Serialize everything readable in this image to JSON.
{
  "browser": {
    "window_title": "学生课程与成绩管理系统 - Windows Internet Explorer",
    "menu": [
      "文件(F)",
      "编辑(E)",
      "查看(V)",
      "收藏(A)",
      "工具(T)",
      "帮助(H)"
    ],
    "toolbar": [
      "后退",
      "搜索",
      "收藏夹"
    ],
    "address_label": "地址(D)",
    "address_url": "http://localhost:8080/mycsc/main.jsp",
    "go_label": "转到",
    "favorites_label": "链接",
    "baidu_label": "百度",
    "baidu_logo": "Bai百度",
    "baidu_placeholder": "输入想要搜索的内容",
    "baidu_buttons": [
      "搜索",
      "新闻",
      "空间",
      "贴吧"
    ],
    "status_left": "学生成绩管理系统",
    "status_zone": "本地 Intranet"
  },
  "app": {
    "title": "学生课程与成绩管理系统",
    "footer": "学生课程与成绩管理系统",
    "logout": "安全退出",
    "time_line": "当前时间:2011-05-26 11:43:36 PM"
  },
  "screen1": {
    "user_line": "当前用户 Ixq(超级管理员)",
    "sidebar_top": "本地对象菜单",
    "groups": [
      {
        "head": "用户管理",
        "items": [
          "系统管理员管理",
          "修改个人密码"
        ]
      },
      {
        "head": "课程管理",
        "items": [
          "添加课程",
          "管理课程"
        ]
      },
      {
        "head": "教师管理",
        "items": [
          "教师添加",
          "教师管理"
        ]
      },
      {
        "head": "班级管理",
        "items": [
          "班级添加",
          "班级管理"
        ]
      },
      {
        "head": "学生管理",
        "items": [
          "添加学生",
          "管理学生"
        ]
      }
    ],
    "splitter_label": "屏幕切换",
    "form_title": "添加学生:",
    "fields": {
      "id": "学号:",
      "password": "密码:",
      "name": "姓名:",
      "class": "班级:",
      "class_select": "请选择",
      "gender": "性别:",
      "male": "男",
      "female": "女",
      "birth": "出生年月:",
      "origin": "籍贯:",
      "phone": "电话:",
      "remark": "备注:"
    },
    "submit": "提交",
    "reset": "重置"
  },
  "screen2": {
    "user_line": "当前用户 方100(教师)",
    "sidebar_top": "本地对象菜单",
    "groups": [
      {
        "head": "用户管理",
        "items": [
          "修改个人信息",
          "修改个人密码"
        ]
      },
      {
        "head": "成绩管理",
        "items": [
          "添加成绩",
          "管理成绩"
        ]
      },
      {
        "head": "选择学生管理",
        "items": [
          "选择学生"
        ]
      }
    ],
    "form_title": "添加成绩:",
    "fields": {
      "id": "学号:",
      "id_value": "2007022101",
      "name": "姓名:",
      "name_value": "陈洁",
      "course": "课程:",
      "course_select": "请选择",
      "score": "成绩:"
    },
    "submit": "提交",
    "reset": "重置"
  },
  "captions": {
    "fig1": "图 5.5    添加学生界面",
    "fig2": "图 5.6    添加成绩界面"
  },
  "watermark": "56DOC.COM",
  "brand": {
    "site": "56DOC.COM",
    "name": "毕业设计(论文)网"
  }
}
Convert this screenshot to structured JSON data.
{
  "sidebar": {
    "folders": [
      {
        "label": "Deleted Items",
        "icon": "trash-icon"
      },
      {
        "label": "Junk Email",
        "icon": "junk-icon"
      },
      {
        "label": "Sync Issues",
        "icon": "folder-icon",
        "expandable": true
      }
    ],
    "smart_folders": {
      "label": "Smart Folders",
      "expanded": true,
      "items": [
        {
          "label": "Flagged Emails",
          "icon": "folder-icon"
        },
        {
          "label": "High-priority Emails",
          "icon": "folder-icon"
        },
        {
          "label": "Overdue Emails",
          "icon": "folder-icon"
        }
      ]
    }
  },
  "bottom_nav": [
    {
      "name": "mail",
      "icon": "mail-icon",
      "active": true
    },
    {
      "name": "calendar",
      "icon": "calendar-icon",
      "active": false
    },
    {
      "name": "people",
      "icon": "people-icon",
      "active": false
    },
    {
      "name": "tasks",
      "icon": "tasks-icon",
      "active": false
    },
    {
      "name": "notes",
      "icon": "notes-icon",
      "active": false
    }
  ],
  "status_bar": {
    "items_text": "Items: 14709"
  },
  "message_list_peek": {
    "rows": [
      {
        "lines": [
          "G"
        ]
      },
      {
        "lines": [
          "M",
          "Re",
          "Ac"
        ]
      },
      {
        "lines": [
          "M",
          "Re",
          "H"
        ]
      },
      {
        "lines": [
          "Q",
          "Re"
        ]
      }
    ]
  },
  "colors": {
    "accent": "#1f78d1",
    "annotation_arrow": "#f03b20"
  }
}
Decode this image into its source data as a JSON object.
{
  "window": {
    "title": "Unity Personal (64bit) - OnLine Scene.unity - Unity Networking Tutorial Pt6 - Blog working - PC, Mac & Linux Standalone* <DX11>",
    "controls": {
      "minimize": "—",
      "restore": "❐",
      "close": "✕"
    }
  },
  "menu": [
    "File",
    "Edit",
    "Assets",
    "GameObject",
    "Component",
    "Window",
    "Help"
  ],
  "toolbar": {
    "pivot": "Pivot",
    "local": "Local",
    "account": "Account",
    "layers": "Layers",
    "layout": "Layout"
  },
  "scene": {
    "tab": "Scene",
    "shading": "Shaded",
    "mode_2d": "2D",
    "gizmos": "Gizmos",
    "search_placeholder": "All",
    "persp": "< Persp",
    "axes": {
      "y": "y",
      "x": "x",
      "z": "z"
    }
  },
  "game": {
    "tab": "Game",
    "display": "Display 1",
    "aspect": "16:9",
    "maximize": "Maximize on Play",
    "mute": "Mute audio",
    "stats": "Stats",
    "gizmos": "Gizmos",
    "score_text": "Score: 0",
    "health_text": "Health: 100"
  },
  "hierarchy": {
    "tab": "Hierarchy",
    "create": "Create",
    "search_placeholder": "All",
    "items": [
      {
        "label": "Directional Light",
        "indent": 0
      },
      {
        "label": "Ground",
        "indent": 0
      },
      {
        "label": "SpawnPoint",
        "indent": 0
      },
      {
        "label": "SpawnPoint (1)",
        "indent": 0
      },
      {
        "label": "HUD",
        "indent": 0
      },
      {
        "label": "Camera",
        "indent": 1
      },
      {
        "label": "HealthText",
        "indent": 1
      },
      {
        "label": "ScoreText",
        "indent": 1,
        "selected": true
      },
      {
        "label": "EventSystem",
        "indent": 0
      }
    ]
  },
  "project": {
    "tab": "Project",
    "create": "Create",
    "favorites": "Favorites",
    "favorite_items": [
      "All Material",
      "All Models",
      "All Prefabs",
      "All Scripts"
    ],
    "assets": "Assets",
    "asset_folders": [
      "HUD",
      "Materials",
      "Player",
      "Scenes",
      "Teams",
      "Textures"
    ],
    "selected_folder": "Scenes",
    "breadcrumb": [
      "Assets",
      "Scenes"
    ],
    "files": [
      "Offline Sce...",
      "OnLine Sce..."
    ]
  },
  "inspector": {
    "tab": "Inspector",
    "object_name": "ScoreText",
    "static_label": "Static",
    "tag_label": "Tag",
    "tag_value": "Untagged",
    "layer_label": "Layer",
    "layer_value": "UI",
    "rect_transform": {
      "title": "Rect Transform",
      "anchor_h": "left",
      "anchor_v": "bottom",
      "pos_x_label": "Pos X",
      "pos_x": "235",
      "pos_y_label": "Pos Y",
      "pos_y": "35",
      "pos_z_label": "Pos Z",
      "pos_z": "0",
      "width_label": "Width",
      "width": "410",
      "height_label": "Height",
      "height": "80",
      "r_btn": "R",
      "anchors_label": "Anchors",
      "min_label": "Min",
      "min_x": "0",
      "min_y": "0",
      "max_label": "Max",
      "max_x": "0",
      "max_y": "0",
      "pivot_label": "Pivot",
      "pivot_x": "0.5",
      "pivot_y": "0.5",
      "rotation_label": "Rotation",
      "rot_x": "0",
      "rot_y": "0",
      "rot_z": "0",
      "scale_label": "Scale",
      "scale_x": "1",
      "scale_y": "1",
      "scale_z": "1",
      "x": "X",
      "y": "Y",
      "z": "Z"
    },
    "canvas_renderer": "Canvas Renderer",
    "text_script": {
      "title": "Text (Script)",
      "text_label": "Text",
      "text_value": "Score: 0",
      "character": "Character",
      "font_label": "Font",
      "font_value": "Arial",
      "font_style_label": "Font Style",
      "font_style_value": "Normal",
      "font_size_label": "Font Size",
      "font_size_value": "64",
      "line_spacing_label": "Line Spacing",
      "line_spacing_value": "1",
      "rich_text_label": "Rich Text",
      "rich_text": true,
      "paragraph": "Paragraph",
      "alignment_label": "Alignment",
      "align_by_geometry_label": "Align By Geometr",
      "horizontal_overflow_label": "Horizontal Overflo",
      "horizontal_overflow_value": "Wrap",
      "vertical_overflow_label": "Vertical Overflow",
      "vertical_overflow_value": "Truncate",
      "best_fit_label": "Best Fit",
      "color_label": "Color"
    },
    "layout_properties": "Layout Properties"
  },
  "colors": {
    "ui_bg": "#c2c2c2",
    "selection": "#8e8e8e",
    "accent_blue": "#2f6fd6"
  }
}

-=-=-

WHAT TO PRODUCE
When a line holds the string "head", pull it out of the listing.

SOLVED EXERCISE
        "head": "用户管理",
        "head": "课程管理",
        "head": "教师管理",
        "head": "班级管理",
        "head": "学生管理",
        "head": "用户管理",
        "head": "成绩管理",
        "head": "选择学生管理",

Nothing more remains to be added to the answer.